Read a fairly heartbreaking “Dear Abby”-type column recently – this one called “Ask Amy.” Here it is on the Washington Post website: She’s happy enough. But now what?
Here’s what the writer-inner says:
I got married (for the first time) three years ago. My husband and I are both in our 40s and are well matched, happily childless and happily married. We bought a house, and both of us have good jobs.
I recently wondered, “What do I have to look forward to?” I couldn’t think of anything. I spent a big part of my adult life searching for a good husband. So now what?
“I couldn’t think of anything.”

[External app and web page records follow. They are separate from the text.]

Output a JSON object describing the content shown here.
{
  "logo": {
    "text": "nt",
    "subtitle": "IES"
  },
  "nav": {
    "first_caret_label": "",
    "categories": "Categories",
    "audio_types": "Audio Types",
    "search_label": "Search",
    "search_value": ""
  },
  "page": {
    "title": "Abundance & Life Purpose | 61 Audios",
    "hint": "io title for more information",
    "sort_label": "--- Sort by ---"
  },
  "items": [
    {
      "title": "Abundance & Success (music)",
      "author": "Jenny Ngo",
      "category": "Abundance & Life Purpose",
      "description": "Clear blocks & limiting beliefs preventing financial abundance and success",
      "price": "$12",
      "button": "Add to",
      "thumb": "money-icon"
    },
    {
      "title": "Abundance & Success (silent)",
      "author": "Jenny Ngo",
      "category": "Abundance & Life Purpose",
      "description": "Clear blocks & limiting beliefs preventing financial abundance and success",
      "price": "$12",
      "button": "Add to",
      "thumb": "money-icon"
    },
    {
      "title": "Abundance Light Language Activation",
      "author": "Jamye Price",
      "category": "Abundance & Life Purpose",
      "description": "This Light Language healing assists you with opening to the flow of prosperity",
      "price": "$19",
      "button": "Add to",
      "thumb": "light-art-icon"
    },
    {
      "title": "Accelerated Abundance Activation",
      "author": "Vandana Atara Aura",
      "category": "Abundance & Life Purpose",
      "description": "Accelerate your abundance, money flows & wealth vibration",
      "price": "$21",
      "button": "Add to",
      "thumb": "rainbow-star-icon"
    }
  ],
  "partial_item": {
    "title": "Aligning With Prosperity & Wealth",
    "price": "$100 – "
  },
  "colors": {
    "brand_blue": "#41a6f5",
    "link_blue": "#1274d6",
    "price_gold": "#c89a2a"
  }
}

The last time I didn’t have some big goal to work towards or project to finish was… 1990? Something like that. In other words, before I (thankfully) found my spiritual path.
Not only does a true spiritual journey keep you infinitely busy (pun intended!) but it also keeps you from boredom. There is NO WAY to be restless if you’re working your meditation every day. It just will not happen.
Now, that’s not to say that you won’t sometimes hit dry spells, or get down, or wonder why you’re doing this. There are certainly phases and ups and downs on the spiritual path. But, if you keep going with it, it inevitably turns back to an “up” – and usually an even-higher one than you ever experienced before. It’s not only exciting, it’s downright intoxicating.
The sadness and soul sickness so pervasive in our culture today is largely due to the fixation on material things: job, car, money, mate. These are dead ends. They’re what the Buddha talked about in terms of attraction and aversion. We get attached to the “things” in life and we overlook the reality of life itself, coursing through our consciousness, right here, right Now.
At least in that advice column, the advice-giver pointed vaguely in the general direction of a real solution. Getting some exercise can make anyone feel better. And, more importantly, Pema Chodron studied with an Enlightened master. I’m not familiar with her work but she likely is a good resource to begin a spiritual journey.
Another suggestion would be to do some volunteering. Find someone who’s worse off than you, and give give give.
If you’re meditating every day and focused on ways to help the world, instead of dwelling on how things aren’t what you thought they would be, then you’re going to end up just fine. And you might even find some honest inspiration along the way.